Trying to change the world through philanthropy without data on what we do is like starting a journey without compass or map. This was the recognition that led to the collaboration between Pears Foundation and the Centre for Charitable Giving and Philanthropy (CGAP) on Family Foundation Giving Trends, which presents annual data on major family foundation giving in the UK, US and Europe. Now into its fifth edition, it has clear objectives: to provide a reliable, accessible and transparent benchmark of family foundation giving and to arouse the interest of wealthy families in philanthropic activities by demonstrating what many are already doing.
So what have the data revealed? That the largest 100 family foundations in the UK are responsible for between 7 and 10 per cent of all charitable giving; that giving through family foundations has been relatively robust through recent economic turbulence compared to individual and corporate giving. Over time, the data will provide an indicator of the response of philanthropy to a prolonged downturn.
These findings point to one major outcome of the project: it has helped establish family foundations as a distinct field of philanthropy in Europe, as it is in the US. More wealth managers and family offices are including family foundation philanthropy in their client advice, with examples including recent UBS initiatives and a seminar by the Institute for Family Business in the UK. The research has provided a platform to bring philanthropists such as Tom Hunter, Trevor Pears and the late Nigel Doughty together in discussion, as happened at its 2011 launch at Cass Business School. This has fostered donor networking and experience sharing while also highlighting the value of mutual learning among family donors, and a potential role for philanthropy advisers in creating appropriate networking opportunities. As one donor said: ‘it was as if I had set sail without a rudder.’

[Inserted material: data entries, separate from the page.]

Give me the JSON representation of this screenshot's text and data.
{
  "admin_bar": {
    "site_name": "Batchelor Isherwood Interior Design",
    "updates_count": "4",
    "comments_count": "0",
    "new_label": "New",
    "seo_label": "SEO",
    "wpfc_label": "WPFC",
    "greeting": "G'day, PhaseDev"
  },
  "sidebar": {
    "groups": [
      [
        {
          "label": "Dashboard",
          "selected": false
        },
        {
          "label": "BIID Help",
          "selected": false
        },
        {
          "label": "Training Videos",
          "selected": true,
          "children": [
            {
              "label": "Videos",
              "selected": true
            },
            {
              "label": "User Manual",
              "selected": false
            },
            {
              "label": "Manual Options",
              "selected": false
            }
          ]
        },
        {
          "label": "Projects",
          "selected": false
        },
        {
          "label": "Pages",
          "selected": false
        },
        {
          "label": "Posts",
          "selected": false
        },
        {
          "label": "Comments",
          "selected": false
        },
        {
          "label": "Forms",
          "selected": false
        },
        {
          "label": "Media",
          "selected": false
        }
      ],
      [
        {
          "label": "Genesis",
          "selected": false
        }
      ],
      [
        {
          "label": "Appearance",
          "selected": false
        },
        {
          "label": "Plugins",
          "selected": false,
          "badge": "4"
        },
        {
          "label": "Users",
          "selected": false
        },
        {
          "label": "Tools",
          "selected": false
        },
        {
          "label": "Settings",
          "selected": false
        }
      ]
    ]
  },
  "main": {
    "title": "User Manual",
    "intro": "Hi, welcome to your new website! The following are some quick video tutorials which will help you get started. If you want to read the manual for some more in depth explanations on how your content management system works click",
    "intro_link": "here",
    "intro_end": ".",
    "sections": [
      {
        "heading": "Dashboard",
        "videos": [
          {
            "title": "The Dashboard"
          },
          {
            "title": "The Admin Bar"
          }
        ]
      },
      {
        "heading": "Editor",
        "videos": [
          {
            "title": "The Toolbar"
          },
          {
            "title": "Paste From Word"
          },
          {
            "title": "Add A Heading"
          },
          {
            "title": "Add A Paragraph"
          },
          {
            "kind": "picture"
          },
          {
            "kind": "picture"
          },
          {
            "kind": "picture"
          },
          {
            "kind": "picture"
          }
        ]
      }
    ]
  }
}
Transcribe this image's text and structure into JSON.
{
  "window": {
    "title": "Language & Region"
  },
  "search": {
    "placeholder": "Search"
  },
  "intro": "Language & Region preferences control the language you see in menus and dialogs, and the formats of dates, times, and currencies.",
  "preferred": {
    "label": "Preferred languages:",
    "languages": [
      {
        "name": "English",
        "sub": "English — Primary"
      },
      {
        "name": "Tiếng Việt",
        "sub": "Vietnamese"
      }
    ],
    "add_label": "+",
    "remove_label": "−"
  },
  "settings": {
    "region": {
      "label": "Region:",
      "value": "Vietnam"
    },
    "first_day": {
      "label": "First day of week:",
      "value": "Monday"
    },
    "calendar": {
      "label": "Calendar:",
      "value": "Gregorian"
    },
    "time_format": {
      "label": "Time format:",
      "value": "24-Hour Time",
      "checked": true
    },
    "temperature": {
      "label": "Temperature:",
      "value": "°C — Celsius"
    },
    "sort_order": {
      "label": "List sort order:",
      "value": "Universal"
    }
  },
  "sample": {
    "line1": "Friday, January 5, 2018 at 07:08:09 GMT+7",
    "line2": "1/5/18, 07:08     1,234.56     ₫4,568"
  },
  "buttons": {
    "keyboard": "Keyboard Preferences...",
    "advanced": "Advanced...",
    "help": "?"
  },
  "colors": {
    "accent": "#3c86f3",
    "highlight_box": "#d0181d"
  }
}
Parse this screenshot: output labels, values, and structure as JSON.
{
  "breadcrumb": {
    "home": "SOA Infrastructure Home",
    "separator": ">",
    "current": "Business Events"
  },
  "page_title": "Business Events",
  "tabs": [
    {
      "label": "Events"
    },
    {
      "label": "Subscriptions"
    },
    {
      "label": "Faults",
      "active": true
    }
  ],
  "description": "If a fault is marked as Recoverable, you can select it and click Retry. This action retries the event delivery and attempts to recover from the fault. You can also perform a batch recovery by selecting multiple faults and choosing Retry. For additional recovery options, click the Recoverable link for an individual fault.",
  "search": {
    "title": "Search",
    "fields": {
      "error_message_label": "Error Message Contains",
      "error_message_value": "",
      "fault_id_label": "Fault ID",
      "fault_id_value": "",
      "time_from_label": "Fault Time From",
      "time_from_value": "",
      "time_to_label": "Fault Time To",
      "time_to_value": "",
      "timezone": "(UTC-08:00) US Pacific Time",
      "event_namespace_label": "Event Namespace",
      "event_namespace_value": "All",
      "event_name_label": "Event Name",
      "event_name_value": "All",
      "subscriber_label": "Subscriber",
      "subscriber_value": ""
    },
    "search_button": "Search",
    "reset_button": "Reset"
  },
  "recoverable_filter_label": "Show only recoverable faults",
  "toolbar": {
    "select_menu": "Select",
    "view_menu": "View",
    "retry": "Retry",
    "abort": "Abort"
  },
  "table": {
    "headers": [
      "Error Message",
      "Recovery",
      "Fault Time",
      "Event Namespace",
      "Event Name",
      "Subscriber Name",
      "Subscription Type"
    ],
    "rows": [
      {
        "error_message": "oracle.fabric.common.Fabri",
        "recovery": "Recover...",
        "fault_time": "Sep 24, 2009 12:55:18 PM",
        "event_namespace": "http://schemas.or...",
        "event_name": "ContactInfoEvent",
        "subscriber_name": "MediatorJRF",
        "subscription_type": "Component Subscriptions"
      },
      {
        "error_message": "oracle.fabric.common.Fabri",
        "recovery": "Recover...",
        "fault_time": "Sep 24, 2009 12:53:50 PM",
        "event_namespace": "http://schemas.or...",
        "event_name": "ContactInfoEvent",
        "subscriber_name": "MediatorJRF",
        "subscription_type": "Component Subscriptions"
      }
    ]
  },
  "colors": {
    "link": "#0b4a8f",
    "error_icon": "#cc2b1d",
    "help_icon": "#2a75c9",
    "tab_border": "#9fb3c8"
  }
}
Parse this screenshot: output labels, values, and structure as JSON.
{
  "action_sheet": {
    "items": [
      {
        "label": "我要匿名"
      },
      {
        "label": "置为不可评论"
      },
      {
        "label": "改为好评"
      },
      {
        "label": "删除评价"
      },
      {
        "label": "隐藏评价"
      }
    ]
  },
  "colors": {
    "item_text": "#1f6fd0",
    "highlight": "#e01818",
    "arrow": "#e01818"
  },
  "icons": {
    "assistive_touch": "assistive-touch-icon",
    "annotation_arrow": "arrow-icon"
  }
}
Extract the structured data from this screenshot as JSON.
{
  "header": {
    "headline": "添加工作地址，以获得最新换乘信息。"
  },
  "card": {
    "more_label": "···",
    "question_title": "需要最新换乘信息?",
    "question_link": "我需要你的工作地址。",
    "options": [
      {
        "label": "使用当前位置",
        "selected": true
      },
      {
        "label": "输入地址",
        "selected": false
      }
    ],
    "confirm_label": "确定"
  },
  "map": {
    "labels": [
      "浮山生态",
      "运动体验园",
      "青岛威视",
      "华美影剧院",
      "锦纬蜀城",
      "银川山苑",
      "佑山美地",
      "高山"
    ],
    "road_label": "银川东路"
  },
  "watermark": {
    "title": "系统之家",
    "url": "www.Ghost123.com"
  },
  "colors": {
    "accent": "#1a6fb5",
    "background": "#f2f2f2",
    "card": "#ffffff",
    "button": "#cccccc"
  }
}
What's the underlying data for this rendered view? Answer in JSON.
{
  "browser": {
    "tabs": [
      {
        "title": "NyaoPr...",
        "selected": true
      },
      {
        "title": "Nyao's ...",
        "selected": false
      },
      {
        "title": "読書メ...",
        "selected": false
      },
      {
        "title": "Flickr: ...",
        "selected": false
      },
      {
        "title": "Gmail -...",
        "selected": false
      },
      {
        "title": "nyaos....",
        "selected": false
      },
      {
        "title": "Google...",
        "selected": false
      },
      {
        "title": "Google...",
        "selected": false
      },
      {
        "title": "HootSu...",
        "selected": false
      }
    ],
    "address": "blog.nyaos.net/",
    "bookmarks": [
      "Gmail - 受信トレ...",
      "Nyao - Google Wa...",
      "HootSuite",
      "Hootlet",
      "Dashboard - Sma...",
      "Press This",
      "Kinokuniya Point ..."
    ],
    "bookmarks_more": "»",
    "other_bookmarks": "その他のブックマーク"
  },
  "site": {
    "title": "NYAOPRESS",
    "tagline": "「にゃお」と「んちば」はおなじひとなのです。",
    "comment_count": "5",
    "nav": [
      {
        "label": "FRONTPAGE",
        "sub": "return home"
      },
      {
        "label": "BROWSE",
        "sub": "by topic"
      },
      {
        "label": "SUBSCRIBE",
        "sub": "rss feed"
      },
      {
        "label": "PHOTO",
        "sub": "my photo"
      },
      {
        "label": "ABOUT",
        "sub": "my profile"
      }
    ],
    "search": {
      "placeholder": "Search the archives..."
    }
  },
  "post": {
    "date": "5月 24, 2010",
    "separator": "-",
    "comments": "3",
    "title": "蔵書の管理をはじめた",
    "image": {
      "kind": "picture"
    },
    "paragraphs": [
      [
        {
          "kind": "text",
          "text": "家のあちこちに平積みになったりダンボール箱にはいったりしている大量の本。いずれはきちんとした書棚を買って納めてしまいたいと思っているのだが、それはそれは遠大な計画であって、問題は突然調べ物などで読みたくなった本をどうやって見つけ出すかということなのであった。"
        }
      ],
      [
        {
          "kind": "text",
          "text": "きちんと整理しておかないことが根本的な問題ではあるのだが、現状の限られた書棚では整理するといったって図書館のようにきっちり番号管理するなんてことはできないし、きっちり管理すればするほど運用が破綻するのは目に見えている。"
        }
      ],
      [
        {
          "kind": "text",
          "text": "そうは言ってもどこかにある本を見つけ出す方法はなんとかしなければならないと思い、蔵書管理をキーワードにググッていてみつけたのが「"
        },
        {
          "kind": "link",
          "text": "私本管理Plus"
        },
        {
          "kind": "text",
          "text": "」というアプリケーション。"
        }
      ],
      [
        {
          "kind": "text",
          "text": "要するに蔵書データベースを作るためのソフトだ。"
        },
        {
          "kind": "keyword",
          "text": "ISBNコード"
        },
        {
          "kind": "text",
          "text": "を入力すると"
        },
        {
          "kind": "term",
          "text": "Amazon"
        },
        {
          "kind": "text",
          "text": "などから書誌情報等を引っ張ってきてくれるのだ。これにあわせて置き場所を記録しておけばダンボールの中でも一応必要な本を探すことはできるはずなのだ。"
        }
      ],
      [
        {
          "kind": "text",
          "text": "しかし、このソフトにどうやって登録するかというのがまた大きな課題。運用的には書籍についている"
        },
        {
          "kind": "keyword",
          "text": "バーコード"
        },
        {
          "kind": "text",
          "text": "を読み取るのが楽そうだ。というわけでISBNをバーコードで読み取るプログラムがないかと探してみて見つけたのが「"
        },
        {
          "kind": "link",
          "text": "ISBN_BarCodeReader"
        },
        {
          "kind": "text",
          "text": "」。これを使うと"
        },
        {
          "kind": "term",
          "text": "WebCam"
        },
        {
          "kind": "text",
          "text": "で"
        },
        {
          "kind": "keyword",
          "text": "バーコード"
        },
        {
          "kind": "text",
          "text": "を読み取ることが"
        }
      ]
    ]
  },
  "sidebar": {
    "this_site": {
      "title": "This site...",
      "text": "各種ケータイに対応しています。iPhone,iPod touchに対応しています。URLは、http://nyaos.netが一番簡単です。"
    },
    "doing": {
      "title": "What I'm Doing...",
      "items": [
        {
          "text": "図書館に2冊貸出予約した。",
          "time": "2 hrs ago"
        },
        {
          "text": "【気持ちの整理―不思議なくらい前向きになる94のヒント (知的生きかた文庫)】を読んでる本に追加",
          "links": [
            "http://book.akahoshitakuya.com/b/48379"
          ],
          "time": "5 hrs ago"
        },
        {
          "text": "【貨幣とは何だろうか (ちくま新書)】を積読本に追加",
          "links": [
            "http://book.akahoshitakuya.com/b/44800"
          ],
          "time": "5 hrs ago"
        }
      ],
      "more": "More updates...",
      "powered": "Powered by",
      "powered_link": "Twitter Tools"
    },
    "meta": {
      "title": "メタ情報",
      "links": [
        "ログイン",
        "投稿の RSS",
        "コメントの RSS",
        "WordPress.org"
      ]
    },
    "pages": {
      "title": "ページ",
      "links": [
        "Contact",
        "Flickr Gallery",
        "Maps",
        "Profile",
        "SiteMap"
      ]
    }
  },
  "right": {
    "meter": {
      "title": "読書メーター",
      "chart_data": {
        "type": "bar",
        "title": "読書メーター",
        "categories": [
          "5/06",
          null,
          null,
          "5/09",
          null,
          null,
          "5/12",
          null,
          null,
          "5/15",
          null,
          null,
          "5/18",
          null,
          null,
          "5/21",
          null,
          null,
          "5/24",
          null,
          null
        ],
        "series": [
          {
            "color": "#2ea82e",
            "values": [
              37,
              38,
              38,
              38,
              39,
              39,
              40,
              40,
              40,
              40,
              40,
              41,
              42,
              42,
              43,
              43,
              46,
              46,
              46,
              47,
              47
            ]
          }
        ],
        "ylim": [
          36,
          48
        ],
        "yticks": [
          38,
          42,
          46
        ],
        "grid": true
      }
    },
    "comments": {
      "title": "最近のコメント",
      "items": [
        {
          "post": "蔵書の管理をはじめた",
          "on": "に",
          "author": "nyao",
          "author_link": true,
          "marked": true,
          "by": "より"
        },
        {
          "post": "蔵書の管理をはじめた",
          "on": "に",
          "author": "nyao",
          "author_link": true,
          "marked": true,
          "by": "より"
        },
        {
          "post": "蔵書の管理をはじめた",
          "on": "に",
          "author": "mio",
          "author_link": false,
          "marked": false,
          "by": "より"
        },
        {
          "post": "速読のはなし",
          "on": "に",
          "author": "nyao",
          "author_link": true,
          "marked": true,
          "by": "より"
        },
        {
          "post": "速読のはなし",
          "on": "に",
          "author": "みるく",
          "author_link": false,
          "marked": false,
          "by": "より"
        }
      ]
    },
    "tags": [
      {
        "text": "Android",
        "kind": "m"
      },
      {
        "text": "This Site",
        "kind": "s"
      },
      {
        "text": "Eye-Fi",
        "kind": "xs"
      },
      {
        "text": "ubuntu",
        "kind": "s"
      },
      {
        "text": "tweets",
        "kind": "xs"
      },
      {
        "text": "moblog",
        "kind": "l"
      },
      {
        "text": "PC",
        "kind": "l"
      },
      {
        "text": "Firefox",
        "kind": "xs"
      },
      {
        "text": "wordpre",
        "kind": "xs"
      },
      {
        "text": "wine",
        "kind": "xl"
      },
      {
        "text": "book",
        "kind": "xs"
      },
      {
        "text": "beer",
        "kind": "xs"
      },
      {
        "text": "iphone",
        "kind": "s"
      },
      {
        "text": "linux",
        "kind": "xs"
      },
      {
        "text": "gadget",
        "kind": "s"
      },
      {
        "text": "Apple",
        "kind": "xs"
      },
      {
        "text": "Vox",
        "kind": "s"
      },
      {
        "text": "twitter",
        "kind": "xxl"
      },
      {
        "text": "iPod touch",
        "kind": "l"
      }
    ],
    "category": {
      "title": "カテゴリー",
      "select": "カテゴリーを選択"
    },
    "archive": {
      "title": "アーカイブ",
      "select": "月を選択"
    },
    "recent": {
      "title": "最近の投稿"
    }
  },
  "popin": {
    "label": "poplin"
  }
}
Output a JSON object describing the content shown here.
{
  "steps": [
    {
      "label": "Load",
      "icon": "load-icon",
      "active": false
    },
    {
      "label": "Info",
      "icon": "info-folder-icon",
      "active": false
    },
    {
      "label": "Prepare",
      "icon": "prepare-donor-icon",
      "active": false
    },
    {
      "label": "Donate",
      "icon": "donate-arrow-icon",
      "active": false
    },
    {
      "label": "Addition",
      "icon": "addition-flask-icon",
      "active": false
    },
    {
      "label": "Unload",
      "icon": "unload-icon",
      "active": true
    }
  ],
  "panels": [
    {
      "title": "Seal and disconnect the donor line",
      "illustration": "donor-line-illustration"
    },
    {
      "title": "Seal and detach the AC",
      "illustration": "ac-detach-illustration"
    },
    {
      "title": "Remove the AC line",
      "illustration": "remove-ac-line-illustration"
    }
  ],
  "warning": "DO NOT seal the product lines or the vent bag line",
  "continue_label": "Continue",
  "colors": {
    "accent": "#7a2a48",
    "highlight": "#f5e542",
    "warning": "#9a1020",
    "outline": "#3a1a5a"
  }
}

All of this depended on the project’s pioneering work in identifying family foundations and capturing data from disparate and fragmented sources. Learning from international comparison was limited because few European countries have the information available in the UK through the annual reports and accounts submitted to the Charity Commission. An important outcome, therefore, was highlighting the gaps in our knowledge. More academic research on foundations will become even more important as we move beyond individual foundation stories to a more systematic appreciation of the nature and impact of their work.